In tragic life, God wot,
No villain need be! Passions spin the plot:
We are betray'd by what is false within.
Death Has a Past by Anita Boutell is the gradually unfolding story of five women who are in effect subjugated by Claudia Hetherton, who has inherited all the wealth of the Hetherton family. Each woman either needs money that only Claudia can supply, or depends on her good will for her future happiness, or both.
Claudia has invited them all to her home for a "women only" week, following on the tradition of her mother-in-law, Emily Hetherton.
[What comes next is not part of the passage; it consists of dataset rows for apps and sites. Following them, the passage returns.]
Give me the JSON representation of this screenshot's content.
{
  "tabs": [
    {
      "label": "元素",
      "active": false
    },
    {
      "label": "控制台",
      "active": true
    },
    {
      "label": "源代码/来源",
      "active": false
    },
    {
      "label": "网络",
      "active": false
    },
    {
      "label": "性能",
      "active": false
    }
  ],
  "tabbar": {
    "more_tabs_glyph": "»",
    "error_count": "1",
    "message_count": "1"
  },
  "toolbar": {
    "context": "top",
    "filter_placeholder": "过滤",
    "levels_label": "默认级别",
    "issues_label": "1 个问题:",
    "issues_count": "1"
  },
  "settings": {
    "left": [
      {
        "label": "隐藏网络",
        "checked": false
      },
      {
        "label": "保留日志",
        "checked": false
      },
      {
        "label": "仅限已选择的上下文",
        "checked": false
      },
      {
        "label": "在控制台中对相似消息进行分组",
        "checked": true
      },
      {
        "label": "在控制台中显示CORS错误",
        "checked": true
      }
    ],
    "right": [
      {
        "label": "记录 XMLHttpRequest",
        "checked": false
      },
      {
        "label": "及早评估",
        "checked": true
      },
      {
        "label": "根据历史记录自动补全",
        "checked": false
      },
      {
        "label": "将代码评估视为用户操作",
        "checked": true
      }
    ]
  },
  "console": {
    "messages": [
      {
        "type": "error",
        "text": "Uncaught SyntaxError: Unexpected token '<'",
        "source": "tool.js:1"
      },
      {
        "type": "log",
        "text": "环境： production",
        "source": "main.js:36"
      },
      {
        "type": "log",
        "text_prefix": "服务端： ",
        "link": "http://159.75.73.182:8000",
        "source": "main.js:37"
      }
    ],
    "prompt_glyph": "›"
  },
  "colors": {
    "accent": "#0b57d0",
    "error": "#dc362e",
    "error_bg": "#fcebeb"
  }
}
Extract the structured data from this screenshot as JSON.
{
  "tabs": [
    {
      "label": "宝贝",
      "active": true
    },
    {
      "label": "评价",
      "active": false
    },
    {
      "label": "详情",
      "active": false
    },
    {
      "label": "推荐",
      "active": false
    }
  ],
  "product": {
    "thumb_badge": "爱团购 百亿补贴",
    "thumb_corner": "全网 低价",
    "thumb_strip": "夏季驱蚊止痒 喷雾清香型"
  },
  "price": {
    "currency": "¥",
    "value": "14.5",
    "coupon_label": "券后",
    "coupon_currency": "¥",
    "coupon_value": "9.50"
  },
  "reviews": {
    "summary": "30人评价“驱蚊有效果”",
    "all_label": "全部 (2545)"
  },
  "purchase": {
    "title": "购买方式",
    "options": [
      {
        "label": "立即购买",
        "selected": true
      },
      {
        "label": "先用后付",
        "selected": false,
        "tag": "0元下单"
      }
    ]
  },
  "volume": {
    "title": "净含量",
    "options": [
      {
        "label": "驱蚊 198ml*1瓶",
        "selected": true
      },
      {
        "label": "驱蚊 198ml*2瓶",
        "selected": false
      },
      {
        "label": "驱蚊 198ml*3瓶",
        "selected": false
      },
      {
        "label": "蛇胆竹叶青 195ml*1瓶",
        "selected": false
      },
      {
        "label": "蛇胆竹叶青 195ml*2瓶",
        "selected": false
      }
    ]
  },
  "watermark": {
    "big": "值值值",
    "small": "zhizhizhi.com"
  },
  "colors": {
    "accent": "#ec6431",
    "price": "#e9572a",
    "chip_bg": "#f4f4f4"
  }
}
The week has been traditionally called "Emily's Week," and they go along with the tradition for one last year.
The story is bookended by two brief conversations between the story teller and a young friend. The conversations set up the outline of the story and further explain its resolution. Preceding each section, there is a fragment of a confession to a murder, so that the reader knows that someone has died, maybe Claudia, maybe another one of these women. Each piece of the story provides a hint of who could be so desperate or so hurt to be driven to commit murder. There is a twist at the end and I did not expect it.
The story is mostly limited to the six women taking part in Emily's Week; there are servants present on Claudia's estate, and two males make brief appearance. Even so the relationships and the stories of the lives of the six women gets complex. My copy included a family tree, which I referred to often. The story is clearly set (and written) in the late 1930's at a time when women could be beholden to others for their livelihood and survival. Yet at times I forgot that and was sometimes surprised by evidence that the story was written that long ago.
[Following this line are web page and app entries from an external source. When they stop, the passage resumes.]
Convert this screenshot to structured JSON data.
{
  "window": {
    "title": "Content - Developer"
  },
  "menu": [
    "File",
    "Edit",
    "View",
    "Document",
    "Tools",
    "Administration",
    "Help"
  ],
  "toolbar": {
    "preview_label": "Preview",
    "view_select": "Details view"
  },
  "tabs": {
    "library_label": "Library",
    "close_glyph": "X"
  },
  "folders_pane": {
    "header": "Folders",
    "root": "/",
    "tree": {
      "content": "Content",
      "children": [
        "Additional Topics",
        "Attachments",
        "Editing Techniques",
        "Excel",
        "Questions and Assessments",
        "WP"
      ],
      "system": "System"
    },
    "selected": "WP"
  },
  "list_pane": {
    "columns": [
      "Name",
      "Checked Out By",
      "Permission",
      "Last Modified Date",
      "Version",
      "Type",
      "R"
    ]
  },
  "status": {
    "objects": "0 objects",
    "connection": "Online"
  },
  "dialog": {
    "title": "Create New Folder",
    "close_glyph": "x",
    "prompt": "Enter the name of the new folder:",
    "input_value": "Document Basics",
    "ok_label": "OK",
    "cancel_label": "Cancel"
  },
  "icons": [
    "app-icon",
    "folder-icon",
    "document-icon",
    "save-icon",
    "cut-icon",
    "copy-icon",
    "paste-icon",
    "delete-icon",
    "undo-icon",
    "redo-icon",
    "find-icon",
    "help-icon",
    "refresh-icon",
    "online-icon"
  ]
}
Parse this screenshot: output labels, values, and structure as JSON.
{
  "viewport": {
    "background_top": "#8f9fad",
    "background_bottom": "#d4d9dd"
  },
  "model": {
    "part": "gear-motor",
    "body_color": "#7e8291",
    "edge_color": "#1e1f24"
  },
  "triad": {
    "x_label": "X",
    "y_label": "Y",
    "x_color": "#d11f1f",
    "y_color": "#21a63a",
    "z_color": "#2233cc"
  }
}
This description of Claudia, as she begins to unravel, is chilling:
Claudia sat squarely in the big winged chair than had been old Emily's. She had taken now as her right, and in tacit recognition, the others left always vacant for her use. She sat rigidly upright, her angular shoulders held stiffly from any contact of the back or sides.
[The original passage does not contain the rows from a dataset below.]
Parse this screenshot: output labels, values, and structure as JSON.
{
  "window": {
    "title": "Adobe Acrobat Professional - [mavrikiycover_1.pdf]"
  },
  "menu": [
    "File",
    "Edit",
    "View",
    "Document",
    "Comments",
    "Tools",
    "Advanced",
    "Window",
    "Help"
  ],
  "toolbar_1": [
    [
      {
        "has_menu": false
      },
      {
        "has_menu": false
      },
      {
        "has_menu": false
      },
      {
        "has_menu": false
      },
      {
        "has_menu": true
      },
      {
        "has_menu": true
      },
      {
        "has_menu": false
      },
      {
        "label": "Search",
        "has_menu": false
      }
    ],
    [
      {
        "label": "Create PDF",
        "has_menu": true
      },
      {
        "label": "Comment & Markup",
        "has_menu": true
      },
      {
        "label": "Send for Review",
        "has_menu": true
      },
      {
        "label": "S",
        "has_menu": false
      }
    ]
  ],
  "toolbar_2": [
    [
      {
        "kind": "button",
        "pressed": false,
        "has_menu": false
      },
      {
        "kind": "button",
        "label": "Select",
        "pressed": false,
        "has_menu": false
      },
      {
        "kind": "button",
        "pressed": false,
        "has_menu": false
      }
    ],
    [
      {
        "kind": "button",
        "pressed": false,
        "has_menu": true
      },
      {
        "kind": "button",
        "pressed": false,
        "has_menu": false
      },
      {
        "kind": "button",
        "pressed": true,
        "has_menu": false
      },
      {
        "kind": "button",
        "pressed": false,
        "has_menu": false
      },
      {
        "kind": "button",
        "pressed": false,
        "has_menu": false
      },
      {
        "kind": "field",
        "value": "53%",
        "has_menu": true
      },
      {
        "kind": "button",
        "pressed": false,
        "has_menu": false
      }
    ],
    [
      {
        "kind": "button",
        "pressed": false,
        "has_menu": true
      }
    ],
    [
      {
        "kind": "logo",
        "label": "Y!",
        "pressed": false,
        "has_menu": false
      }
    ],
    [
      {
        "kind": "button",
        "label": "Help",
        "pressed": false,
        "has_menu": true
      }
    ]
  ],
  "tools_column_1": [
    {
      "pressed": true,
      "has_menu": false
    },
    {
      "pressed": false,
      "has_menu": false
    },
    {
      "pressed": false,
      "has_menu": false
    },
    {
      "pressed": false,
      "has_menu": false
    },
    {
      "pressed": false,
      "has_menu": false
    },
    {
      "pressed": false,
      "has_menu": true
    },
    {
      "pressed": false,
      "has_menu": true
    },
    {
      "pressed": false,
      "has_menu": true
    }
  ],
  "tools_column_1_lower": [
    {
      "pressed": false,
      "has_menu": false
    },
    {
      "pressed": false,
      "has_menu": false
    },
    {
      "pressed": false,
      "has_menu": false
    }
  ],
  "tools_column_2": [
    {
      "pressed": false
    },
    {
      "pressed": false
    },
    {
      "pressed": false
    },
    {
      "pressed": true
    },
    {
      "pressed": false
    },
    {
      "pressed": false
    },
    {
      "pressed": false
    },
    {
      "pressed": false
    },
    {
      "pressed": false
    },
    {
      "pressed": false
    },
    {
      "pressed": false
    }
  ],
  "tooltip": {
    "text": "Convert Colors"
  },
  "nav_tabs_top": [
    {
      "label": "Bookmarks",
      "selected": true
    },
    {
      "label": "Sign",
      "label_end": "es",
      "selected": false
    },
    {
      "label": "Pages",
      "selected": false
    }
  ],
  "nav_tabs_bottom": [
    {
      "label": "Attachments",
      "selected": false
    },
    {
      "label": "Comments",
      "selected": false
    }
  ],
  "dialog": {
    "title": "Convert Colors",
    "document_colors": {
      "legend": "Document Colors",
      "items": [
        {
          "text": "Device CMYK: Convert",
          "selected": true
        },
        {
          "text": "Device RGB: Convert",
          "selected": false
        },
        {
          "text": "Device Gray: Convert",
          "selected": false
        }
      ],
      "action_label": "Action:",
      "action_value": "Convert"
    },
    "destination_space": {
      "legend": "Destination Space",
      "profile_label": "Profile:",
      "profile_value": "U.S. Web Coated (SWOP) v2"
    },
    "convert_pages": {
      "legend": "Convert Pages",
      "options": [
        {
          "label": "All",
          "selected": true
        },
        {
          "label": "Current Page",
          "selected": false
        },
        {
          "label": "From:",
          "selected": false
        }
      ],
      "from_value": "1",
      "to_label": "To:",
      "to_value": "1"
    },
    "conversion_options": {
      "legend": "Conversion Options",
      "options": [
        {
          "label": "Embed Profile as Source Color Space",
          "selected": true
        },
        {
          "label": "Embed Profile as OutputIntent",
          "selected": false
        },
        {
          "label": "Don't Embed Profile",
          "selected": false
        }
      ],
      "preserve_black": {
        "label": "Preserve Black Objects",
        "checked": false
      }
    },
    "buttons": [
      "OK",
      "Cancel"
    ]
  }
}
Pippa thought: She sits on it as though it were a throne.
For an instant, the thought crossed her mind that her aunt was not quite sane. Wasn't this desire to dominate, this overbearing possessiveness of hers, just a little mad?
The author, Anita Boutell, is entirely new to me. I discovered the existence of this book at Clothes in Books, and Moira in turn had seen a review at Martin Edward's blog, Do You Write Under Your Own Name? I have looked and looked and found only snippets here and there about this author. One interesting fact about the original hardcover edition (not the copy I have) is that the dustjacket art was by Philip Youngman Carter, husband of Margery Allingham.
She published these mysteries:
She published these mysteries:
- Tell Death to Wait
- Cradled in Fear
- Death Brings a Storke
My copy of this book is a hardcover edition published by Books, Inc. in 1944. Unfamiliar with this publisher and curious about why there would be a new hardcover edition five years after the original publication, I did some research. I found an article about a series of mystery reprints called Midnite Mysteries at Mystery*File. The back cover featured on that page is very similar to the one on my copy of this book.
Publisher: Books, Inc., 1944 (orig. pub. Michael Joseph: London, 1939)
Length: 245 pages